Saved data entries
━━━━━━

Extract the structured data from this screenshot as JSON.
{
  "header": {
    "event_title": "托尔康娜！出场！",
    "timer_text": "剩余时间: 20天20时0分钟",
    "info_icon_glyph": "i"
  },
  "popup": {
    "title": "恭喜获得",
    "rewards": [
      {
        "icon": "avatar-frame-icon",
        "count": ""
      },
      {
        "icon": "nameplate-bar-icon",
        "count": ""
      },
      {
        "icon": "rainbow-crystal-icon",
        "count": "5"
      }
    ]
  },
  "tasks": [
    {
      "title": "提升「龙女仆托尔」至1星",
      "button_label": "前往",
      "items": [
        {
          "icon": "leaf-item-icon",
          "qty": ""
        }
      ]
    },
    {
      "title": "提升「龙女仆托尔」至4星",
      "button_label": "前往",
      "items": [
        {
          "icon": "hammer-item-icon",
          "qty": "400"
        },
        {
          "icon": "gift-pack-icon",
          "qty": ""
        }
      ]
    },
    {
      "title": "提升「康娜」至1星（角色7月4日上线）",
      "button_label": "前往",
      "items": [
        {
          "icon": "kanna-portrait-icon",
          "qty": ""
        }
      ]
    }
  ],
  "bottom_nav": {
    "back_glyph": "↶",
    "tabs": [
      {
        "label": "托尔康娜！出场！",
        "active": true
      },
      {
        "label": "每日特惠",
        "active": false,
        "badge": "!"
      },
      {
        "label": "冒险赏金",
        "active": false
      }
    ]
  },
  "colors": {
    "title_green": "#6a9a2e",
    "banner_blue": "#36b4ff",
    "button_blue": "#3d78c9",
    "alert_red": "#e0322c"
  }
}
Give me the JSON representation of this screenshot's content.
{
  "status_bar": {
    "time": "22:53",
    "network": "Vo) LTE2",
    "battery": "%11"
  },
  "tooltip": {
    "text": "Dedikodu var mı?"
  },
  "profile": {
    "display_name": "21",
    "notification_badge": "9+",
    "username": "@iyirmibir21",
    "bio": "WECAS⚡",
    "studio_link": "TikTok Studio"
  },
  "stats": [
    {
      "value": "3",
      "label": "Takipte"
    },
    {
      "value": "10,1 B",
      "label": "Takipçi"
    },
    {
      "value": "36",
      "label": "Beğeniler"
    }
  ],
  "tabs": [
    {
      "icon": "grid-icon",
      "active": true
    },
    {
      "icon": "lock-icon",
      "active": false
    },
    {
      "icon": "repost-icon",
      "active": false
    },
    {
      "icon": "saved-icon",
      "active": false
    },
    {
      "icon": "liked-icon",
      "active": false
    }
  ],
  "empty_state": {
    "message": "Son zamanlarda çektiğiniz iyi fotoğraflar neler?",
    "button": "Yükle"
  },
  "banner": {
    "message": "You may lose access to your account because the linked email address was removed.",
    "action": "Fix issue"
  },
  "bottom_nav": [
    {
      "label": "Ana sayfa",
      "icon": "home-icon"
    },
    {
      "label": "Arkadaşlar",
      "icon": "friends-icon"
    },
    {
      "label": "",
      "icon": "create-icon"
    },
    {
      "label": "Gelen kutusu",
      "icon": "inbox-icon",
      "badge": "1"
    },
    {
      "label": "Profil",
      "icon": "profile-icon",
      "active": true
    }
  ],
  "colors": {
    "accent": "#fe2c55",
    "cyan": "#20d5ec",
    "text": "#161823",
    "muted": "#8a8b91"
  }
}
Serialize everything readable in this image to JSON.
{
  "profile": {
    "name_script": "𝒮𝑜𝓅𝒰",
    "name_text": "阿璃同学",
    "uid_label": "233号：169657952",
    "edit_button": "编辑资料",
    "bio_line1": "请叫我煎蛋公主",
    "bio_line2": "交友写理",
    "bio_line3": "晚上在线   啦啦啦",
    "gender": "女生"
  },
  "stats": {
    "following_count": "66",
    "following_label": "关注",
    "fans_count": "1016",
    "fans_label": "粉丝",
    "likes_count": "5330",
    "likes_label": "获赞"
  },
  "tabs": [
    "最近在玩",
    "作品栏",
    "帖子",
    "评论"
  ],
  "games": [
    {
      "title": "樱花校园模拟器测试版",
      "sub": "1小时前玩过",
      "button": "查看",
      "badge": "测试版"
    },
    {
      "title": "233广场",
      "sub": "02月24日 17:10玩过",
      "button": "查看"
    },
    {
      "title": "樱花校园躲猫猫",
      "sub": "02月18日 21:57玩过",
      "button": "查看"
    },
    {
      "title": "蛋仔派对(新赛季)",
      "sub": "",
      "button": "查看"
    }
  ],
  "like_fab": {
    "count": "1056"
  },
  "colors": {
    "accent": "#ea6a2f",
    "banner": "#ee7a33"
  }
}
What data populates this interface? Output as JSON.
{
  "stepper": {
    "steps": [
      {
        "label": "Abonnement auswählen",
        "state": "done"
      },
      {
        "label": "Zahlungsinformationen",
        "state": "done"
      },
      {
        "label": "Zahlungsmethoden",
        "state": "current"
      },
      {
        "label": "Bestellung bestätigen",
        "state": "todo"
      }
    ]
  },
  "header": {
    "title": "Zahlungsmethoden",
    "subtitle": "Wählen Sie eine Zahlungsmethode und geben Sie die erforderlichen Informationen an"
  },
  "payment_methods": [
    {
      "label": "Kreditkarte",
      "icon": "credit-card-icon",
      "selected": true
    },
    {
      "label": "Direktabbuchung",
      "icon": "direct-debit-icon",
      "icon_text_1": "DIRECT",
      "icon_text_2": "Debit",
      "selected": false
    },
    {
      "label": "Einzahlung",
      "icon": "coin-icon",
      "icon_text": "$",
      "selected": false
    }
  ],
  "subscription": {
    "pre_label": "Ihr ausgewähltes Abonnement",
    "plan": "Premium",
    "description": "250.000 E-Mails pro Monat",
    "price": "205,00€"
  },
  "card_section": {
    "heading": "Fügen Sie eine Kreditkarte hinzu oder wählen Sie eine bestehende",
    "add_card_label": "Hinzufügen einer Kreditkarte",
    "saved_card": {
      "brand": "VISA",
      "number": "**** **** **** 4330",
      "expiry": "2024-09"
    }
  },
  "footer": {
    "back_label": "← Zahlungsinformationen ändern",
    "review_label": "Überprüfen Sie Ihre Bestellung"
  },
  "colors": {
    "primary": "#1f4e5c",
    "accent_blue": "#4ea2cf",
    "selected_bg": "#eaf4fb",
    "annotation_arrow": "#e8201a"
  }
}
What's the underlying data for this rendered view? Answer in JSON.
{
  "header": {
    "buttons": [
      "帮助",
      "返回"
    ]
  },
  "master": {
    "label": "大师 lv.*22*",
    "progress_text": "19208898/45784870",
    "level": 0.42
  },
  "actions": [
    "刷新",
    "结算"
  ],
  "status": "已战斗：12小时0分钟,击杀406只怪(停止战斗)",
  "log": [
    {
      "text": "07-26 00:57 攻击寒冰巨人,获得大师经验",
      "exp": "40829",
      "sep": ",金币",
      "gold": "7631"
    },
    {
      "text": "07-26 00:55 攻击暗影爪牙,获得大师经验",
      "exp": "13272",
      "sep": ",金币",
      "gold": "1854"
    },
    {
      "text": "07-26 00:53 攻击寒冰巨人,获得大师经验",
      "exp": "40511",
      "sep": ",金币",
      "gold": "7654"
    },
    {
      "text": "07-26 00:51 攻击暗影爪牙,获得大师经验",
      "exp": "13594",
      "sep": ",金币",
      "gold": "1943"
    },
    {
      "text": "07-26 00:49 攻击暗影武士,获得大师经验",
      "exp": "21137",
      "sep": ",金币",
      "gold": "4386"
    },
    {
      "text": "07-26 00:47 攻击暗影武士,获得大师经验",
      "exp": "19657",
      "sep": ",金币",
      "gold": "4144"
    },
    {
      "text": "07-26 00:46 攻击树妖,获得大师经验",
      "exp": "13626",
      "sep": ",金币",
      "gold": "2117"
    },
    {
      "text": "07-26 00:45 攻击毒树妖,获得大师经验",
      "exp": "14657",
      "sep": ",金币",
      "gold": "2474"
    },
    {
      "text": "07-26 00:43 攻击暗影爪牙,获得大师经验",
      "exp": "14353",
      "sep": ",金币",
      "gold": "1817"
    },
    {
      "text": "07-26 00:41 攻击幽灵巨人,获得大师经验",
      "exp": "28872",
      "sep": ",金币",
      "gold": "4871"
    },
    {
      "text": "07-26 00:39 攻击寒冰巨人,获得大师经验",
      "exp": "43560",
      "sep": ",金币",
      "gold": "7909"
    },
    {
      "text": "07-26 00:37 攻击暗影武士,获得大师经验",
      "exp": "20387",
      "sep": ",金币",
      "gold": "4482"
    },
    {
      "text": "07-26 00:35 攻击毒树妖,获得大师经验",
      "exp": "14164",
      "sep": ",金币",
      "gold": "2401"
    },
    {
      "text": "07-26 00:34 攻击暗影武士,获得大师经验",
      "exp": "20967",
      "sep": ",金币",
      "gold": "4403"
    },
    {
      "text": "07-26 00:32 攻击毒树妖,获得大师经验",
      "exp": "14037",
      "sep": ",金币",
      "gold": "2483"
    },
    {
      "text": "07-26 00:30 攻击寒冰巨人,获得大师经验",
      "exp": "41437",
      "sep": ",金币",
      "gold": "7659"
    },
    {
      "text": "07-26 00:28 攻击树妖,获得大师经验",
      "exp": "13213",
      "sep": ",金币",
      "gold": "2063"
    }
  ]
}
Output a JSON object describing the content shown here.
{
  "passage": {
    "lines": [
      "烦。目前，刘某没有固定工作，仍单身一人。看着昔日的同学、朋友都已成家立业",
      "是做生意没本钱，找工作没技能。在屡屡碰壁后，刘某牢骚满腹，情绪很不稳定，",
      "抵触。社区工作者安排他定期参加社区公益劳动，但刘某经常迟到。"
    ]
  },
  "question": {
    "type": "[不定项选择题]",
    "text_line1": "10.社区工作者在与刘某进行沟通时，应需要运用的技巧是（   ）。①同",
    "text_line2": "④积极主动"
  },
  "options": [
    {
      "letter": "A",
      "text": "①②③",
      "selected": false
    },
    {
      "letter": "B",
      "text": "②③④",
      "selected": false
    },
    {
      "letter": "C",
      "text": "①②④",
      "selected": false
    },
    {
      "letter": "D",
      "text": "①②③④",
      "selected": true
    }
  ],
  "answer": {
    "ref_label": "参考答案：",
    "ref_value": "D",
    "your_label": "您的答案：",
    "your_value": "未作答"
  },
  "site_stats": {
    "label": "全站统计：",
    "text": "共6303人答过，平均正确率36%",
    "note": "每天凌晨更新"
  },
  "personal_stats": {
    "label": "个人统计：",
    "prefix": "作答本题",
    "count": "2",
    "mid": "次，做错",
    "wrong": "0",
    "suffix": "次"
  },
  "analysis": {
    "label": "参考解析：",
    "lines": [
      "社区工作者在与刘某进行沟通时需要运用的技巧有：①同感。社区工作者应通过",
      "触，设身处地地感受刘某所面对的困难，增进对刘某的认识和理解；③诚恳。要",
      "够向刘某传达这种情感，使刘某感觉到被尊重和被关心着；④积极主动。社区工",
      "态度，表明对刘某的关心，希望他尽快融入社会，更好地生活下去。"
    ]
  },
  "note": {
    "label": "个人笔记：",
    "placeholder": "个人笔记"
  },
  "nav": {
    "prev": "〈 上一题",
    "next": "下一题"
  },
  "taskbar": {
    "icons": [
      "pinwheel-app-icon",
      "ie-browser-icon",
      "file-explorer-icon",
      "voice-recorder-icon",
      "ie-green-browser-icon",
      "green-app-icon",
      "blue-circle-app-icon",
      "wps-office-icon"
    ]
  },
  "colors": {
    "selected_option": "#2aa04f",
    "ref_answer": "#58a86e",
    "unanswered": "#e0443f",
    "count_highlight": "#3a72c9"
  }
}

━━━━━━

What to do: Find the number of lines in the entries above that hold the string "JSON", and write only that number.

Reply to the exercise: 6